HOW TO COMPLETE THIS TASK: Retrieve each line that contains the word "accéléré" from the entries below.

App and web page records:
[Start of Attachment]

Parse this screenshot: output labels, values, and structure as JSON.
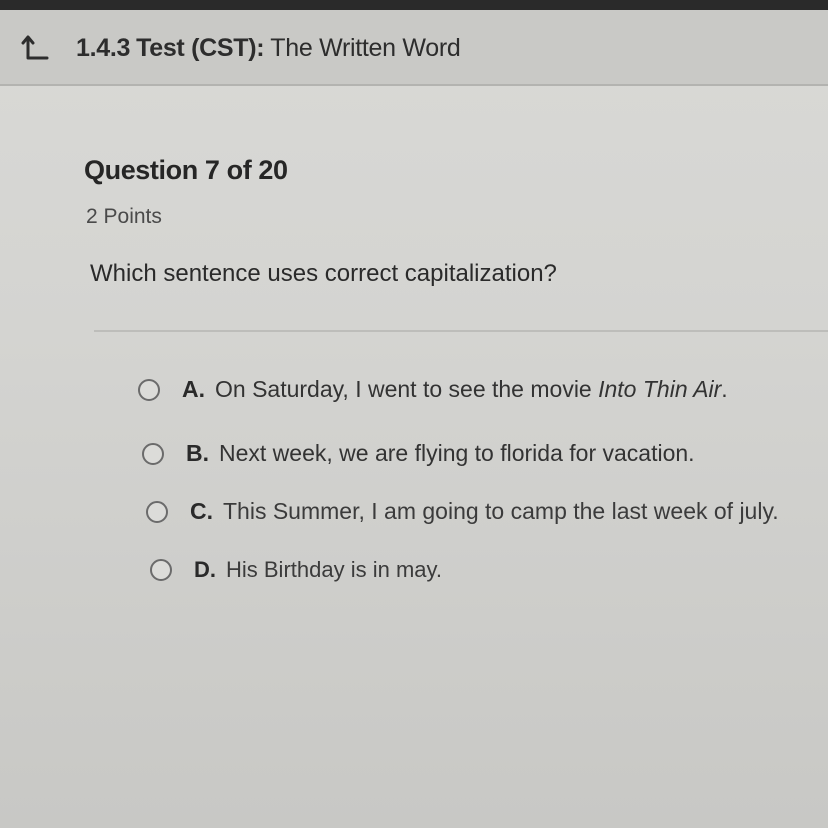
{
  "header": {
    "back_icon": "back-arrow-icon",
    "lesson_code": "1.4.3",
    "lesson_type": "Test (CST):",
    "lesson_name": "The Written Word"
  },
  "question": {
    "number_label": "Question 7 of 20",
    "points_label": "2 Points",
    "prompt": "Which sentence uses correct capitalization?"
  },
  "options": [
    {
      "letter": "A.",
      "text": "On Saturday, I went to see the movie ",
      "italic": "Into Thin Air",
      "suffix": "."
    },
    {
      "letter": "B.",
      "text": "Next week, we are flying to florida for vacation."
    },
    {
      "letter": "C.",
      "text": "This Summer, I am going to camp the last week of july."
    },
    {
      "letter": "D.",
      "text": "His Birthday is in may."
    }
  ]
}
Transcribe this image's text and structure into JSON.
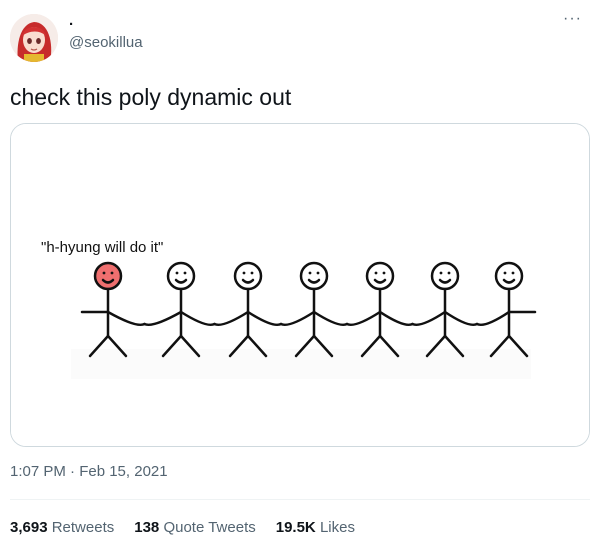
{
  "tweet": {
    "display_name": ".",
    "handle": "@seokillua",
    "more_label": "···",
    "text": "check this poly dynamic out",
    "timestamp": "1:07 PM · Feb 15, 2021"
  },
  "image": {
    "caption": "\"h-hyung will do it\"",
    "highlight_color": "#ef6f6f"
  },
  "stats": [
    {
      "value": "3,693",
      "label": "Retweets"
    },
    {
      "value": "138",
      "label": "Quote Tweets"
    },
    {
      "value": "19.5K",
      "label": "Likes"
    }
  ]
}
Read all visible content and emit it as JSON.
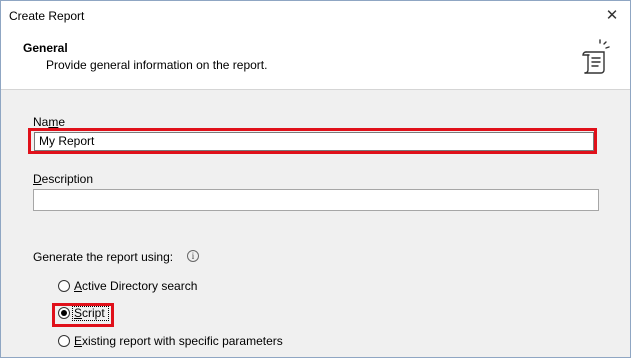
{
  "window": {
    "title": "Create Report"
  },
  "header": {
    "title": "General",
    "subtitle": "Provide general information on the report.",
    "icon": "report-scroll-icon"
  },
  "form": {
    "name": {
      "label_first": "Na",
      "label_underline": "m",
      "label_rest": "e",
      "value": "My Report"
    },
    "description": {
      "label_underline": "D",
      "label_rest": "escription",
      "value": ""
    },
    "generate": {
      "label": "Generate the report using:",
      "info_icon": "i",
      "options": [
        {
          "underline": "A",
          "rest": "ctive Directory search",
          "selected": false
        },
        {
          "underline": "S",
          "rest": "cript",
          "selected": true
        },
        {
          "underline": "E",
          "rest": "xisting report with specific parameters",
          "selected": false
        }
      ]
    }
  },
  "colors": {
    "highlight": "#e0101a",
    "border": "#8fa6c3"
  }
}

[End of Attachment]
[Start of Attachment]

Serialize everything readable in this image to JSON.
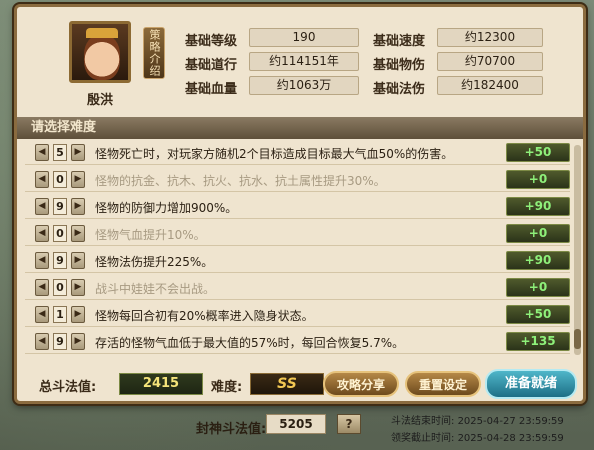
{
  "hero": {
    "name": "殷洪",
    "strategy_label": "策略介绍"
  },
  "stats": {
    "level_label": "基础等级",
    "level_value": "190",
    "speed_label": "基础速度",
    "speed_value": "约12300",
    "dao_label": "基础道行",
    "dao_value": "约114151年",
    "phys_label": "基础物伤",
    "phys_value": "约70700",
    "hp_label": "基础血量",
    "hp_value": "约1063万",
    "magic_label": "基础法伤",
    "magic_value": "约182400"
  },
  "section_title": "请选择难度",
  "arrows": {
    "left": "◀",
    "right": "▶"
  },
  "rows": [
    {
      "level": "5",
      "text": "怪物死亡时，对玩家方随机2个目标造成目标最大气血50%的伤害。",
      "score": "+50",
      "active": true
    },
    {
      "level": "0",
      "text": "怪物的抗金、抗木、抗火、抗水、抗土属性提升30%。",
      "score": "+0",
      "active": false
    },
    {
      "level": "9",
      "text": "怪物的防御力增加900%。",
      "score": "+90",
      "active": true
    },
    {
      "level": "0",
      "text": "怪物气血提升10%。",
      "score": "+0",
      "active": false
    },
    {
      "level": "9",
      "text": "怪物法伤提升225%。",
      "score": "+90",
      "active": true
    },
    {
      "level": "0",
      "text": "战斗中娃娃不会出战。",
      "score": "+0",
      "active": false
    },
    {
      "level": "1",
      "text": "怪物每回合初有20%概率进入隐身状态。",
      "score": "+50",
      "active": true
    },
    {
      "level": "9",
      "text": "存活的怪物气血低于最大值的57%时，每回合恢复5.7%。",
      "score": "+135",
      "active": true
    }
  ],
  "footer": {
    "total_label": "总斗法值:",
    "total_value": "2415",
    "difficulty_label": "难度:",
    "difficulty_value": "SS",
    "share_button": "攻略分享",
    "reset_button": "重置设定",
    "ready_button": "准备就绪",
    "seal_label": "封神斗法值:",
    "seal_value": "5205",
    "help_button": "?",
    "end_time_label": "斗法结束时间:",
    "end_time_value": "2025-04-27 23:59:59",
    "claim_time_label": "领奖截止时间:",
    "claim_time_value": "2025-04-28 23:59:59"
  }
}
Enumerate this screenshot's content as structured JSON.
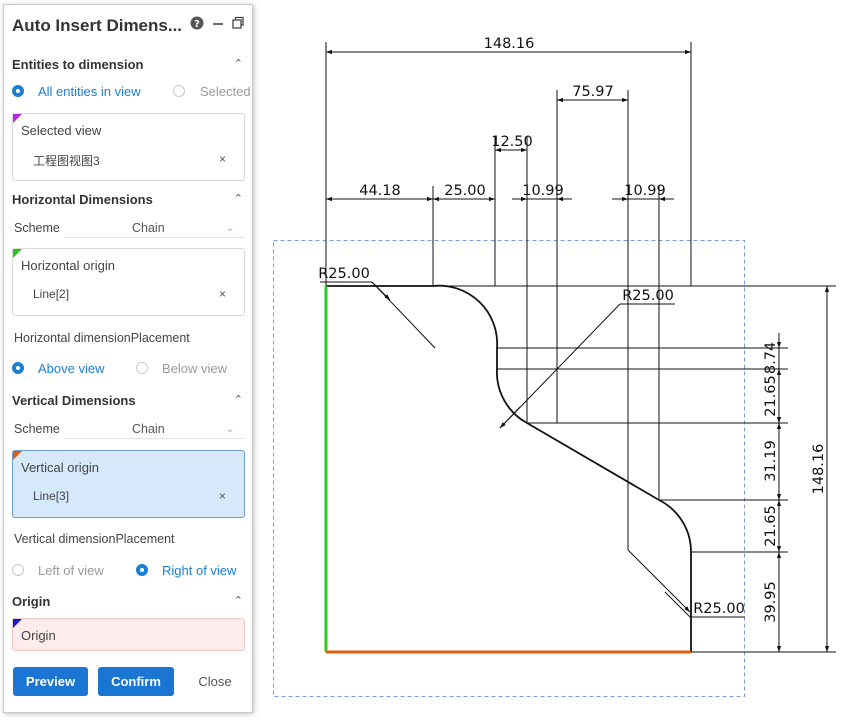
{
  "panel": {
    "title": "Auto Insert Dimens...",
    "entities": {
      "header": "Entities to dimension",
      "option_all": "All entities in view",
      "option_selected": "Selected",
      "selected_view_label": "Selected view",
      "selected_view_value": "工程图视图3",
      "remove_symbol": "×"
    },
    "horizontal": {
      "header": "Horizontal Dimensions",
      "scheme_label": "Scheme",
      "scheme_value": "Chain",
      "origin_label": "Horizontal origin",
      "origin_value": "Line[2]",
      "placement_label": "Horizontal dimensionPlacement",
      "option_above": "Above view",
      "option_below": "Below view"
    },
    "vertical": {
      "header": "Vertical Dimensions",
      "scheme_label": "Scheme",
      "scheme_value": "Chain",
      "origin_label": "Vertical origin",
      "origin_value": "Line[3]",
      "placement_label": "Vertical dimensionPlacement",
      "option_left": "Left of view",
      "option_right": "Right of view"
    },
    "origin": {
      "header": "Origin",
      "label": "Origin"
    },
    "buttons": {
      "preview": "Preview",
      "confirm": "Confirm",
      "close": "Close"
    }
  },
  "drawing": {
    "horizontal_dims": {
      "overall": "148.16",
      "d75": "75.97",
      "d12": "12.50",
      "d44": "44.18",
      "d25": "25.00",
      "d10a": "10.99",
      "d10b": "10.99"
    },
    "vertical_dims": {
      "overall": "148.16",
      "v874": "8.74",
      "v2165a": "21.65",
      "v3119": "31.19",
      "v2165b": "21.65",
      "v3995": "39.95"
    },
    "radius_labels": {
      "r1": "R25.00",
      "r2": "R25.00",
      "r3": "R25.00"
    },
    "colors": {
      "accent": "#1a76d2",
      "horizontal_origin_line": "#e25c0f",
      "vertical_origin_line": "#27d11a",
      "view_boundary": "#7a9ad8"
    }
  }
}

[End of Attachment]
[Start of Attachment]

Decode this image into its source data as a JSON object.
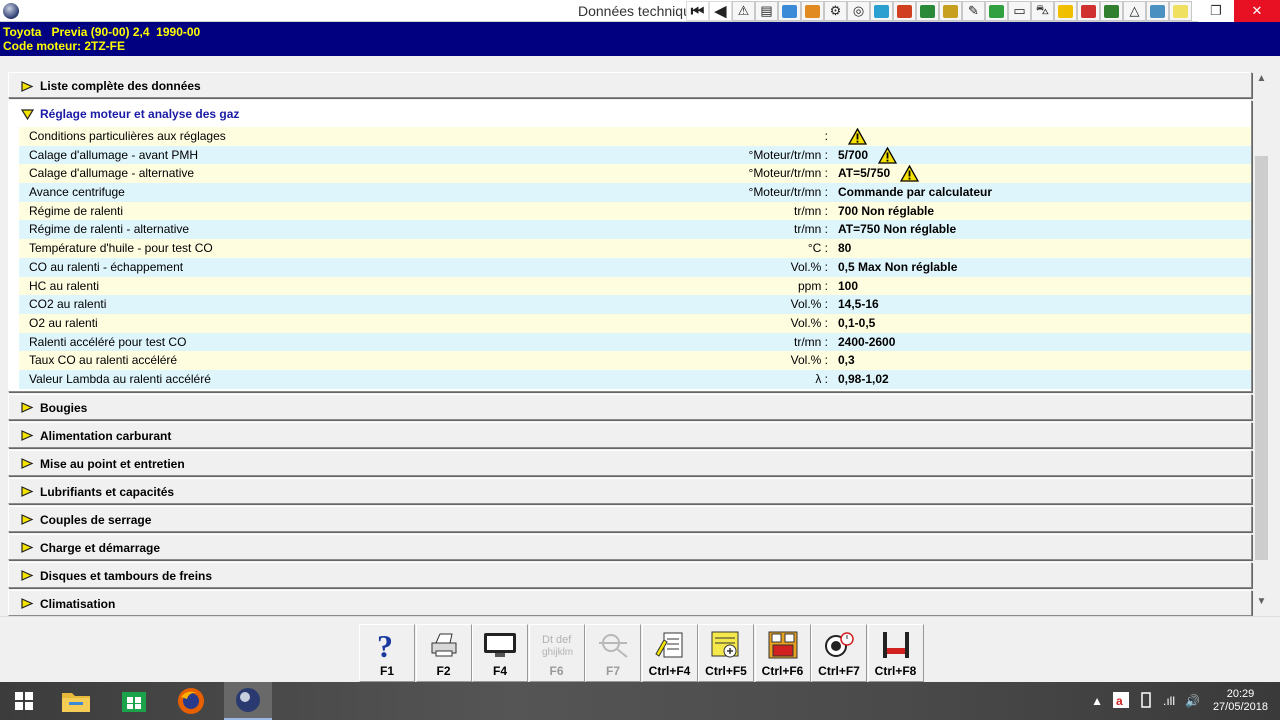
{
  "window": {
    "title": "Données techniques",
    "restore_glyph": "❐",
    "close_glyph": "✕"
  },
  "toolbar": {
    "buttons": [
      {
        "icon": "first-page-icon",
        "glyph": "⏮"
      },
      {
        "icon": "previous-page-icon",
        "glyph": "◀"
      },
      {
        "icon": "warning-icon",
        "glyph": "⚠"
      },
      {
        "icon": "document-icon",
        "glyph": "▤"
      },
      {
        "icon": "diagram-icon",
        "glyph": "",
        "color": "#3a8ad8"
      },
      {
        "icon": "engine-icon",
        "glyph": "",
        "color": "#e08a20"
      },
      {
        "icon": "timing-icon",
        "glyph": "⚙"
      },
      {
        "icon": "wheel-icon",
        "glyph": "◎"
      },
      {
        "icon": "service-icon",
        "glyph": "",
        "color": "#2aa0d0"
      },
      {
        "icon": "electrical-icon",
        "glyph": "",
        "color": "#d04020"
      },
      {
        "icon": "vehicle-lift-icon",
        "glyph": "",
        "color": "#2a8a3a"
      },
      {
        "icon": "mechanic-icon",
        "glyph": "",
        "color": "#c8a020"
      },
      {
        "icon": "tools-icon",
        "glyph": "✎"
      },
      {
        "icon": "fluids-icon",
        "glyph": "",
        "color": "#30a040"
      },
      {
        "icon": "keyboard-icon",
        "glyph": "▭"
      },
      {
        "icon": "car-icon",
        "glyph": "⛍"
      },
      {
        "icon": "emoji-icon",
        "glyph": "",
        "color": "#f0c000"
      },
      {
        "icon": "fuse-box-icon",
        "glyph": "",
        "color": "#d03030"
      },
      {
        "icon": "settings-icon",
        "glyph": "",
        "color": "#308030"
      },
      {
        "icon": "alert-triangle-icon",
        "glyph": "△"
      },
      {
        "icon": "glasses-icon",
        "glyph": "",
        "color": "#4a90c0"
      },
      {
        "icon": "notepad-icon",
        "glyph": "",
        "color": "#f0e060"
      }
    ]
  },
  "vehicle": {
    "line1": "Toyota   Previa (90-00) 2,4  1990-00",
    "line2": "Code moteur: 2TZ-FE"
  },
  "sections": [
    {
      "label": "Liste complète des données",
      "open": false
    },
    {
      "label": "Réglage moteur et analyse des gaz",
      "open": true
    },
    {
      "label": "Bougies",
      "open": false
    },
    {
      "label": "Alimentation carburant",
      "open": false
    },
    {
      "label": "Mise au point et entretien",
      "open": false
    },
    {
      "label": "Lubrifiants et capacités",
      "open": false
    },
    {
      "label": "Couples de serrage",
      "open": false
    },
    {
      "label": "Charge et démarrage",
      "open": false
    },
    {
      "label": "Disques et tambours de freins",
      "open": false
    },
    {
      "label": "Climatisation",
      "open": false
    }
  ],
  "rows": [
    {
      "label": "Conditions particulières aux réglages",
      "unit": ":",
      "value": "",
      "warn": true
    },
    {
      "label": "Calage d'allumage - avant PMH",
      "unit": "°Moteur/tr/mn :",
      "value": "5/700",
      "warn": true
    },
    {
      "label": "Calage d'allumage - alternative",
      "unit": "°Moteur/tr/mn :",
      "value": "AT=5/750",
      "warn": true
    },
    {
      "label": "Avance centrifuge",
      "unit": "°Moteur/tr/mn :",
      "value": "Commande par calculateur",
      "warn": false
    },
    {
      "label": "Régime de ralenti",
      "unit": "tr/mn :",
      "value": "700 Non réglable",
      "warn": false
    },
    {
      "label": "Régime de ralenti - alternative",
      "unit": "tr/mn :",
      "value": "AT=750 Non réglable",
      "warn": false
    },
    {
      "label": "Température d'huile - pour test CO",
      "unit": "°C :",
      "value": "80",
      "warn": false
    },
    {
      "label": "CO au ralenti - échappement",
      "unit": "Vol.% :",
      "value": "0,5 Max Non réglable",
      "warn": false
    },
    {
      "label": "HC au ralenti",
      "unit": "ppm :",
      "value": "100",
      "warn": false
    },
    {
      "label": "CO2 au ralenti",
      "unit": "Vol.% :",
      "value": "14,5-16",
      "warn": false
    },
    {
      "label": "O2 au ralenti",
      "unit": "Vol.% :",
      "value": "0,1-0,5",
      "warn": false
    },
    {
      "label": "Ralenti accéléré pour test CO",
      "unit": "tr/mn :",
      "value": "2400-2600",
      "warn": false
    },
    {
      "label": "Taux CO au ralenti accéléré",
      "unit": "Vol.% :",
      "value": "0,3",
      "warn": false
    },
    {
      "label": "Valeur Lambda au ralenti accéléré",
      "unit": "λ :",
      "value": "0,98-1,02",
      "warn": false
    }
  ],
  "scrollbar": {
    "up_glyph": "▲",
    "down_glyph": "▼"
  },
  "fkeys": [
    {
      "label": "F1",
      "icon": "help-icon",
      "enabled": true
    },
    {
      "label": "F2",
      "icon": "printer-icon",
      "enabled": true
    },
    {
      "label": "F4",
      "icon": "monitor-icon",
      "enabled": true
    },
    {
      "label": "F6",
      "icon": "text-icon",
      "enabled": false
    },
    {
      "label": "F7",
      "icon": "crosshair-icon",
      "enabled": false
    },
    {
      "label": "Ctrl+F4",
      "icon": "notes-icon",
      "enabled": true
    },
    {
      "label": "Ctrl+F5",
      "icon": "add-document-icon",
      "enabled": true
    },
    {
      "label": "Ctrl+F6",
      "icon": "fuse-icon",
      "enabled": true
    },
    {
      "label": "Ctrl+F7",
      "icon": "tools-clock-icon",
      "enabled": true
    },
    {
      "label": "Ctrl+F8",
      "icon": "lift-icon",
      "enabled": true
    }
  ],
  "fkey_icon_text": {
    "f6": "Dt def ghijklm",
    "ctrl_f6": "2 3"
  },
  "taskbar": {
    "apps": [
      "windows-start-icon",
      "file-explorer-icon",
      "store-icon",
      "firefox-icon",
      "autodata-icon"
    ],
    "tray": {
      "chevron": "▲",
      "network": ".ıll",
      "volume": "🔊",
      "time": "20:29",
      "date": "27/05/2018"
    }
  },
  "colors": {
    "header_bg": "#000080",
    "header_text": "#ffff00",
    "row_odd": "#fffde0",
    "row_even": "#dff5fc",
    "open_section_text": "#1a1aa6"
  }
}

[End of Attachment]

SOLUTION FOR THIS TASK:
      "label": "Ralenti accéléré pour test CO",
      "label": "Taux CO au ralenti accéléré",
      "label": "Valeur Lambda au ralenti accéléré",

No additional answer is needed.